In another place an amendment was moved by the Opposition Front Bench to increase penalties for child pornography and subsequently your Lordships agreed to that increase. As a result, that offence, which we all treat with great seriousness, became eligible for inclusion in the list of offences to trigger the disqualification order in Part II. The amendment is designed to achieve that and no more; to give effect to the successful opposition amendment which was then approved by your Lordships. With that short explanation, I beg to move.
moved Amendment No. 43:
Page 61, line 41, at end insert--
("( ) he commits an offence under section 4(3) of the Misuse of Drugs Act 1971 by--
(i) supplying or offering to supply a Class A drug to a child,
(ii) being concerned in the supplying of such a drug to a child, or
(iii) being concerned in the making to a child of an offer to supply such a drug,").
My Lords, grouped with Amendment No. 43 are Amendments Nos. 44 and 61.
The effect of these amendments is to include in the Schedule 4 list which I mentioned a moment or two ago, the offence of supplying Class A drugs when the supply is made to children. That means that those committing the offence of the supply of Class A drugs, and meeting all the appropriate conditions explained earlier in some detail, stand to be disqualified from working with children.
There were strong representations in your Lordships' House and elsewhere and we put our minds to the question, which is not entirely straightforward, as to whether or not to include misuse of drugs offences in the list of trigger offences.

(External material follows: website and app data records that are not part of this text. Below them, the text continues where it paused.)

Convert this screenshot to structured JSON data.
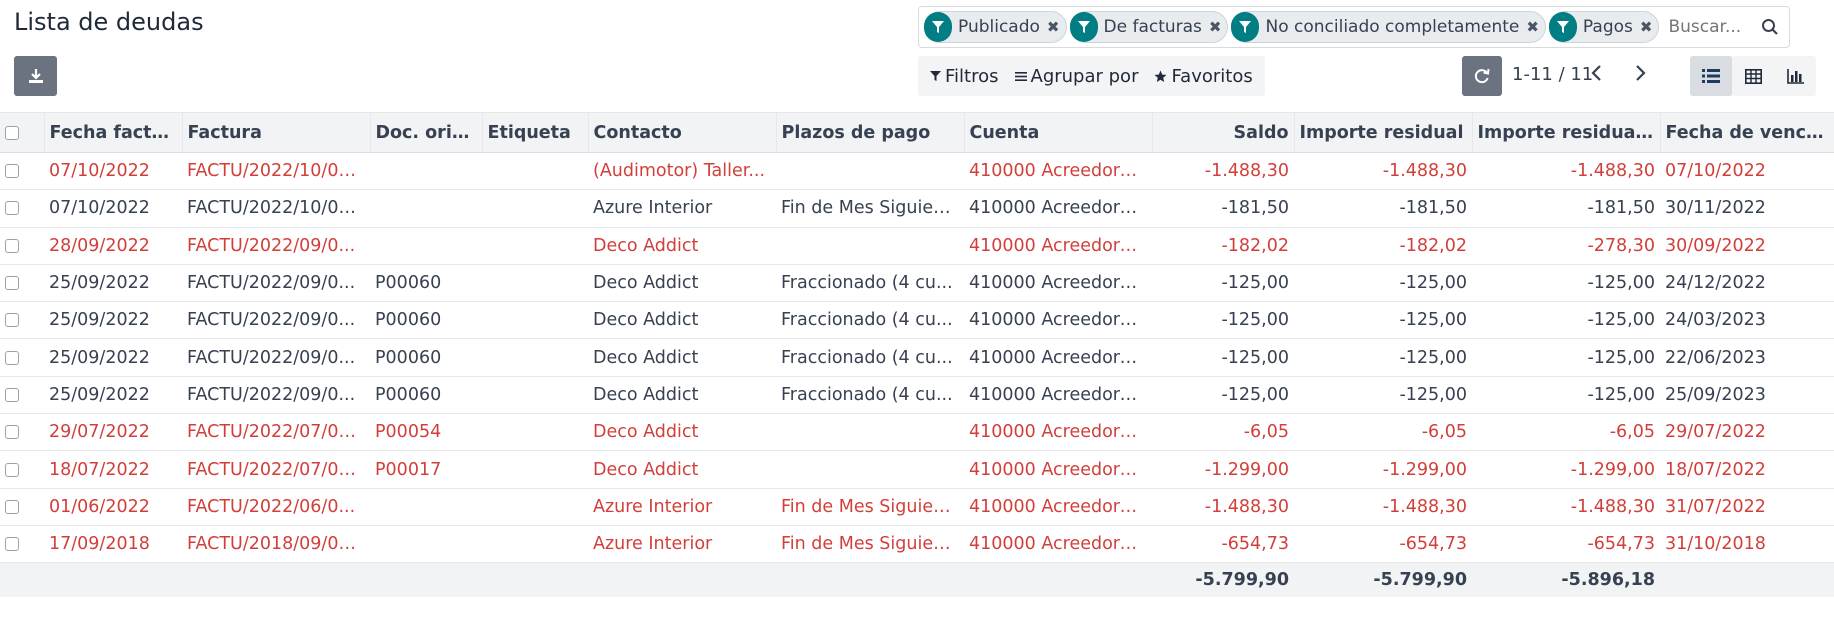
{
  "header": {
    "title": "Lista de deudas"
  },
  "search": {
    "facets": [
      "Publicado",
      "De facturas",
      "No conciliado completamente",
      "Pagos"
    ],
    "placeholder": "Buscar..."
  },
  "toolbar": {
    "filters_label": "Filtros",
    "group_by_label": "Agrupar por",
    "favorites_label": "Favoritos",
    "pager_text": "1-11 / 11"
  },
  "colors": {
    "accent": "#017e84",
    "overdue_text": "#d23f3a"
  },
  "table": {
    "columns": [
      "Fecha factura",
      "Factura",
      "Doc. orig...",
      "Etiqueta",
      "Contacto",
      "Plazos de pago",
      "Cuenta",
      "Saldo",
      "Importe residual",
      "Importe residual ...",
      "Fecha de venci..."
    ],
    "rows": [
      {
        "red": true,
        "cells": [
          "07/10/2022",
          "FACTU/2022/10/00...",
          "",
          "",
          "(Audimotor) Taller...",
          "",
          "410000 Acreedore...",
          "-1.488,30",
          "-1.488,30",
          "-1.488,30",
          "07/10/2022"
        ]
      },
      {
        "red": false,
        "cells": [
          "07/10/2022",
          "FACTU/2022/10/00...",
          "",
          "",
          "Azure Interior",
          "Fin de Mes Siguien...",
          "410000 Acreedore...",
          "-181,50",
          "-181,50",
          "-181,50",
          "30/11/2022"
        ]
      },
      {
        "red": true,
        "cells": [
          "28/09/2022",
          "FACTU/2022/09/0...",
          "",
          "",
          "Deco Addict",
          "",
          "410000 Acreedore...",
          "-182,02",
          "-182,02",
          "-278,30",
          "30/09/2022"
        ]
      },
      {
        "red": false,
        "cells": [
          "25/09/2022",
          "FACTU/2022/09/0...",
          "P00060",
          "",
          "Deco Addict",
          "Fraccionado (4 cu...",
          "410000 Acreedore...",
          "-125,00",
          "-125,00",
          "-125,00",
          "24/12/2022"
        ]
      },
      {
        "red": false,
        "cells": [
          "25/09/2022",
          "FACTU/2022/09/0...",
          "P00060",
          "",
          "Deco Addict",
          "Fraccionado (4 cu...",
          "410000 Acreedore...",
          "-125,00",
          "-125,00",
          "-125,00",
          "24/03/2023"
        ]
      },
      {
        "red": false,
        "cells": [
          "25/09/2022",
          "FACTU/2022/09/0...",
          "P00060",
          "",
          "Deco Addict",
          "Fraccionado (4 cu...",
          "410000 Acreedore...",
          "-125,00",
          "-125,00",
          "-125,00",
          "22/06/2023"
        ]
      },
      {
        "red": false,
        "cells": [
          "25/09/2022",
          "FACTU/2022/09/0...",
          "P00060",
          "",
          "Deco Addict",
          "Fraccionado (4 cu...",
          "410000 Acreedore...",
          "-125,00",
          "-125,00",
          "-125,00",
          "25/09/2023"
        ]
      },
      {
        "red": true,
        "cells": [
          "29/07/2022",
          "FACTU/2022/07/00...",
          "P00054",
          "",
          "Deco Addict",
          "",
          "410000 Acreedore...",
          "-6,05",
          "-6,05",
          "-6,05",
          "29/07/2022"
        ]
      },
      {
        "red": true,
        "cells": [
          "18/07/2022",
          "FACTU/2022/07/00...",
          "P00017",
          "",
          "Deco Addict",
          "",
          "410000 Acreedore...",
          "-1.299,00",
          "-1.299,00",
          "-1.299,00",
          "18/07/2022"
        ]
      },
      {
        "red": true,
        "cells": [
          "01/06/2022",
          "FACTU/2022/06/0...",
          "",
          "",
          "Azure Interior",
          "Fin de Mes Siguien...",
          "410000 Acreedore...",
          "-1.488,30",
          "-1.488,30",
          "-1.488,30",
          "31/07/2022"
        ]
      },
      {
        "red": true,
        "cells": [
          "17/09/2018",
          "FACTU/2018/09/00...",
          "",
          "",
          "Azure Interior",
          "Fin de Mes Siguien...",
          "410000 Acreedore...",
          "-654,73",
          "-654,73",
          "-654,73",
          "31/10/2018"
        ]
      }
    ],
    "totals": {
      "saldo": "-5.799,90",
      "importe_residual": "-5.799,90",
      "importe_residual_currency": "-5.896,18"
    }
  }
}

I am grateful to noble Lords who raised this issue. We paid careful attention to what was said and, rightly or wrongly, the consequence which occurred with the two ungrouped amendments earlier may arise, because the noble Baroness, Lady Blatch, takes a different view on these matters. However, I am constrained by the groupings. Perhaps I can say, without discourtesy to her group, that she wishes to include cannabis as well; in other words, all controlled drugs, not simply Class A drugs.

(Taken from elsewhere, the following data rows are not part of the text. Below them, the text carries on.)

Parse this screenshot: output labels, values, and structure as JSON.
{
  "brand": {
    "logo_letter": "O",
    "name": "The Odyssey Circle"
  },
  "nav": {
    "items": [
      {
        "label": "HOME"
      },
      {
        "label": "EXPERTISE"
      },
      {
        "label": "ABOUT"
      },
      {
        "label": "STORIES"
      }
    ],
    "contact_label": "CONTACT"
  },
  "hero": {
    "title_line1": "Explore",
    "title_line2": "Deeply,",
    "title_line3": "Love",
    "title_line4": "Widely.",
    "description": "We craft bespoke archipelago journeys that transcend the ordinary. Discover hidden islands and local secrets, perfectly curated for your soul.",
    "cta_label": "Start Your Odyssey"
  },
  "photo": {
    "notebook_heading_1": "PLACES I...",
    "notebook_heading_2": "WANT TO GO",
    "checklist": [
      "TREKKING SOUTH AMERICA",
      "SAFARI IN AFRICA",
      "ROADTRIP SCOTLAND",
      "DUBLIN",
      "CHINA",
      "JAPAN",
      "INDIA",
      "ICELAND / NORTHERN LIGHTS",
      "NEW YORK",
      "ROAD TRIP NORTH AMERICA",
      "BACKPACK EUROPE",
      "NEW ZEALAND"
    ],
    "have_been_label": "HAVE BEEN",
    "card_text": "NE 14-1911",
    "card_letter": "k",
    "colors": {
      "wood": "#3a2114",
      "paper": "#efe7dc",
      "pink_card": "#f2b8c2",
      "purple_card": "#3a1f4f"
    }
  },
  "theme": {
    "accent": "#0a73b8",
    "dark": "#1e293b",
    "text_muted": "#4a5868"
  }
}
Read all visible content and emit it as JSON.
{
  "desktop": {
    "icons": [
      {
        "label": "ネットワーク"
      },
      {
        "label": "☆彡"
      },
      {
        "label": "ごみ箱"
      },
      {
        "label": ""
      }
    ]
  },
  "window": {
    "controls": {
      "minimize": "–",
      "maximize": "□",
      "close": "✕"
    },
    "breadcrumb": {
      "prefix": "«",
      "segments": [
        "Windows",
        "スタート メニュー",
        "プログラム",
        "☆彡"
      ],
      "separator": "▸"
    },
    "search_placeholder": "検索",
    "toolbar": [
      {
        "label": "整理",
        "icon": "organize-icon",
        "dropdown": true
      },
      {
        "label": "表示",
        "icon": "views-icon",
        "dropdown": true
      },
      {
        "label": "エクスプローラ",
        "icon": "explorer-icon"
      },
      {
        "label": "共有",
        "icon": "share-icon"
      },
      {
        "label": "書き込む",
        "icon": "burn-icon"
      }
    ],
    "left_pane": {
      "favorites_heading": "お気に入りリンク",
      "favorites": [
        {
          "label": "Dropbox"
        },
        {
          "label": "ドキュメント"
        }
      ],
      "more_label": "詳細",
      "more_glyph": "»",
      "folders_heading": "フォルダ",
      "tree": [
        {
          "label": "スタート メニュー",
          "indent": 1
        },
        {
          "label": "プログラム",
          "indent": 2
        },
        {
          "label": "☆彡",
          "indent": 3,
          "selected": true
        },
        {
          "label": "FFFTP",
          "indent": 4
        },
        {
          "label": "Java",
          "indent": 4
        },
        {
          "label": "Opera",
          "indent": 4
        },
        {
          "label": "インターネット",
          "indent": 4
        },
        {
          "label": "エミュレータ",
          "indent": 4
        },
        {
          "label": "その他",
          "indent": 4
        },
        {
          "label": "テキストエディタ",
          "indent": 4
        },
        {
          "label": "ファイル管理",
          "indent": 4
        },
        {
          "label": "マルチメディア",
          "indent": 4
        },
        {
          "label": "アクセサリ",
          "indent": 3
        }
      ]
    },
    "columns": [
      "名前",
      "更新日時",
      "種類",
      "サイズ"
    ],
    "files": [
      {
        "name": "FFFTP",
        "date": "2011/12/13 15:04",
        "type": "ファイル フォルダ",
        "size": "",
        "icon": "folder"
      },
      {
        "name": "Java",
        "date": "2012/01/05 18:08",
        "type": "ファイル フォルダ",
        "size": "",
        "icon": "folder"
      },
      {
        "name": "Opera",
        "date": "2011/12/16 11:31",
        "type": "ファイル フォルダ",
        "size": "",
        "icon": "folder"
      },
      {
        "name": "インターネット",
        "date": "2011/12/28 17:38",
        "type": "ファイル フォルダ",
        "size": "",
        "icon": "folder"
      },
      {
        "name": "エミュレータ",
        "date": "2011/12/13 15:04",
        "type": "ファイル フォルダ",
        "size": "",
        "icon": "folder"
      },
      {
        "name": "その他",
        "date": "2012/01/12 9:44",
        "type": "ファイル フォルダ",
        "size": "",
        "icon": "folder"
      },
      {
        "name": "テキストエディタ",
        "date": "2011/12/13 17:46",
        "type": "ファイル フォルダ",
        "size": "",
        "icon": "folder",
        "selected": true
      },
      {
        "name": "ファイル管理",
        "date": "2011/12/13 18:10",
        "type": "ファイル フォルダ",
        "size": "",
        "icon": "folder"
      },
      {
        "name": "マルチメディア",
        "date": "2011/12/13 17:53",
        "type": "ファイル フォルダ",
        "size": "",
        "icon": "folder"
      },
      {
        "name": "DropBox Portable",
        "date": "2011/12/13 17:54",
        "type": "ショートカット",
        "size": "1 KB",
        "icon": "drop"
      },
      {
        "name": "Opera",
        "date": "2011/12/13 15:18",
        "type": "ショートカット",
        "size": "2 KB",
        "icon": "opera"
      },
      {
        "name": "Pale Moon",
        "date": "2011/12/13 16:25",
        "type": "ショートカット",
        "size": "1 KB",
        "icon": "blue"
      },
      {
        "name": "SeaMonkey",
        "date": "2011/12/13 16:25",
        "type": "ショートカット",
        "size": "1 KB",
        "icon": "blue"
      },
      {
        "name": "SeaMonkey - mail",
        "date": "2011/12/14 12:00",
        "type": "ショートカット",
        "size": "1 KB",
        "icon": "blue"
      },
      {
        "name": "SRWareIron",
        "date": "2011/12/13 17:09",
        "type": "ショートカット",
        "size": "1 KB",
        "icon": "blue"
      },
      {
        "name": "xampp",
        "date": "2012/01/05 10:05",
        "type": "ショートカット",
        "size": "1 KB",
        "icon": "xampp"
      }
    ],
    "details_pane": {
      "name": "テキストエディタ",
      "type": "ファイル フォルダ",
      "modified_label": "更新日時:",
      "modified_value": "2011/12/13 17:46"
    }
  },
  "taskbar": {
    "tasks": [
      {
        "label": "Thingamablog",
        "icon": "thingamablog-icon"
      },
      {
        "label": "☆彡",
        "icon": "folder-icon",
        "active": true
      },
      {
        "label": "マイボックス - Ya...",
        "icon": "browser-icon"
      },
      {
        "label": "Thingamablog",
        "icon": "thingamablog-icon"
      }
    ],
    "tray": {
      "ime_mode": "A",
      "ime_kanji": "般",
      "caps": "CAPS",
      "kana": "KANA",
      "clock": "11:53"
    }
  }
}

We believe that Class A drugs are different. They have always been treated differently in the law. Sentencing for Class A drug offences is much heavier than for other drugs and we feel that one ought to maintain that clear distinction in seriousness. That is the short basis of our proposal. It is not suitable for me to pre-empt any views the noble Baroness, Lady Blatch, may have. I simply indicate that she has an alternative approach to this problem. I beg to move.
My Lords, first, I am grateful to the noble and learned Lord for bringing forward these amendments and, secondly, I shall not press my amendments in this regard this evening. I wish only to make two points.

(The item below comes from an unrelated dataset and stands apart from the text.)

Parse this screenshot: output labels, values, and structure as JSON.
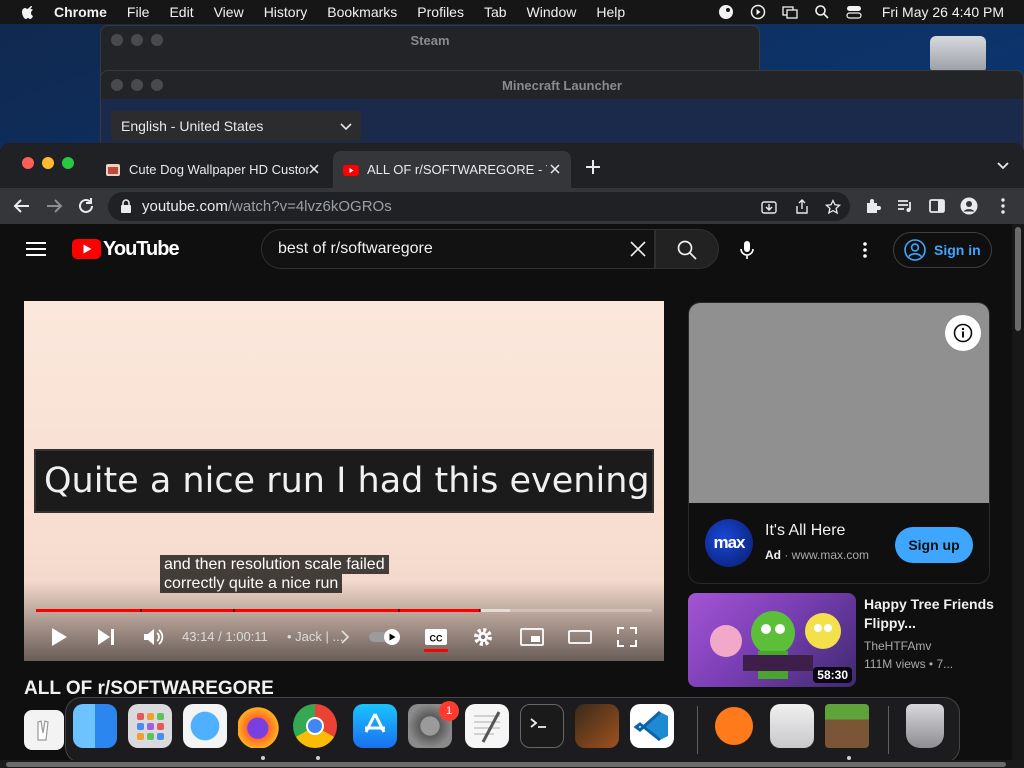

The noble and learned Lord rightly made a distinction between Class A and Class B drugs, if only to denote the seriousness of the offences. But I happen to be one of those people who believe that supplying drugs of any kind to children is absolutely wrong. Therefore I am sorry that this provision will not include the supply of all drugs to children. Nevertheless I am grateful to the Government for adding this to the list.
In the letter kindly sent to me and signed by the noble Lord, Lord Bassam, mention was made of the Class A drug Ecstasy. The letter said,
"Ecstasy, also a class A drug, is more difficult, but as we are all aware, it can have lethal consequences".
I am not sure whether the amendments include or exclude Ecstasy, given that it is a Class A drug. And the Minister is correct in that we all know how lethal it can be. One only needs to think of Leah Betts and the great work being done by her parents to make young people more aware that one Ecstasy pill can take a life. It would be helpful to know, therefore, whether or not it has been excluded. I cannot work it out from the legalese of these two amendments.
My Lords, I am grateful for the courteous way in which the noble Baroness dealt with this amendment. I am happy to confirm that Ecstasy, being a Class A drug, will form part of the trigger mechanism, essentially for the reasons she indicated. Many think it is different from the hardest of hard drugs. But the noble Baroness is correct in that a single tablet can bring death. In all the circumstances we felt it right to use the band and category description of Class A and keep it intact.